GOAL OF THE EXERCISE: The required result is each line of the entries below containing the string "content".

Dataset excerpts:
^^^^^^^^
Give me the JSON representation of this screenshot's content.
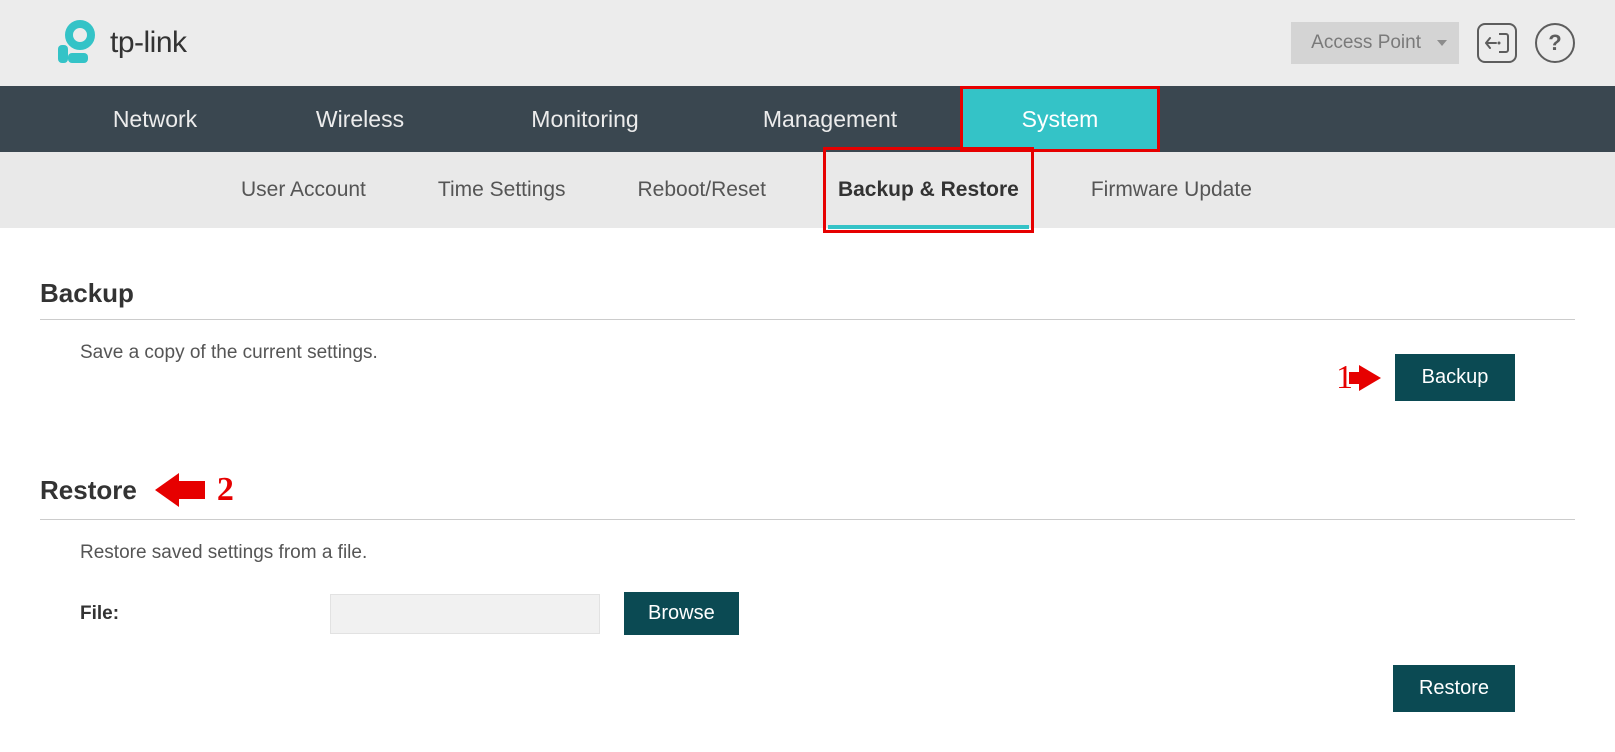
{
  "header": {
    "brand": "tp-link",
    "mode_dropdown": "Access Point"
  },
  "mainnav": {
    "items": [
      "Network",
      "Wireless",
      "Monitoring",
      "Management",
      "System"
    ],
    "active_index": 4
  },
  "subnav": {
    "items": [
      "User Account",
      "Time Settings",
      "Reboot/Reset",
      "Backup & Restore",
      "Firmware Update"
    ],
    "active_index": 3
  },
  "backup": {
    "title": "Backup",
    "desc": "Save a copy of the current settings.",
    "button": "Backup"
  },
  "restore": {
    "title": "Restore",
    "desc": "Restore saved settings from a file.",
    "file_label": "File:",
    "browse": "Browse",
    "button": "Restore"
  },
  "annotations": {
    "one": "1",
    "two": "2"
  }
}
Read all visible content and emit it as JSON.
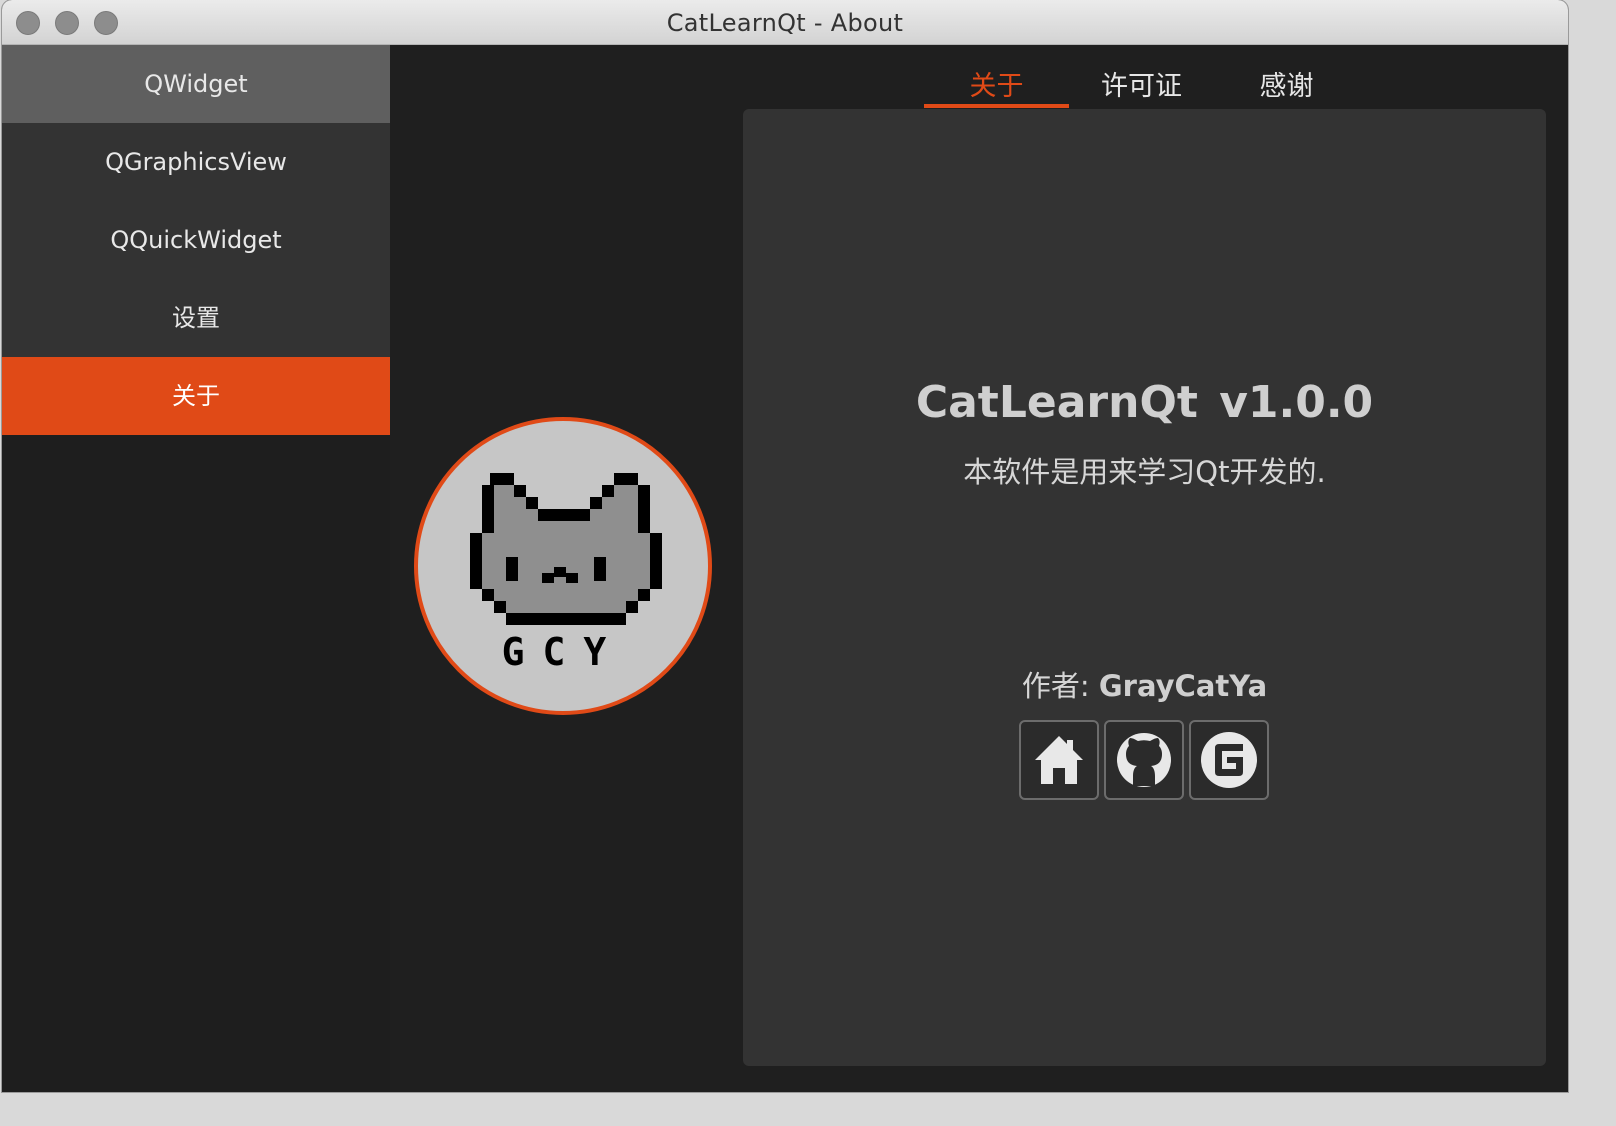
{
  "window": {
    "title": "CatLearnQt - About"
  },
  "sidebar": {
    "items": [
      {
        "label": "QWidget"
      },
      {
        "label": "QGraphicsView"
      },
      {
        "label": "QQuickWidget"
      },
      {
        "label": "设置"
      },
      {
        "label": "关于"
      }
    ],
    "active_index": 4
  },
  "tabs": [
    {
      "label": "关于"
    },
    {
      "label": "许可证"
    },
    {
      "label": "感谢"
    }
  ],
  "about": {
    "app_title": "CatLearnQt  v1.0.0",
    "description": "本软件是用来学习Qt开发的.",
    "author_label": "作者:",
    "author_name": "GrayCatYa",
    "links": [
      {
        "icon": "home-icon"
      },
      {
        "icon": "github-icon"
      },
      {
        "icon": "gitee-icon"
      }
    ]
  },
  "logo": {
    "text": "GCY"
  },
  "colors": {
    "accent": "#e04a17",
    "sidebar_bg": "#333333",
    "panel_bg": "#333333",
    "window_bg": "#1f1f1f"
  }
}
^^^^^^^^
PROBLEM SOLUTION:
Give me the JSON representation of this screenshot's content.
Read all visible content and emit it as JSON.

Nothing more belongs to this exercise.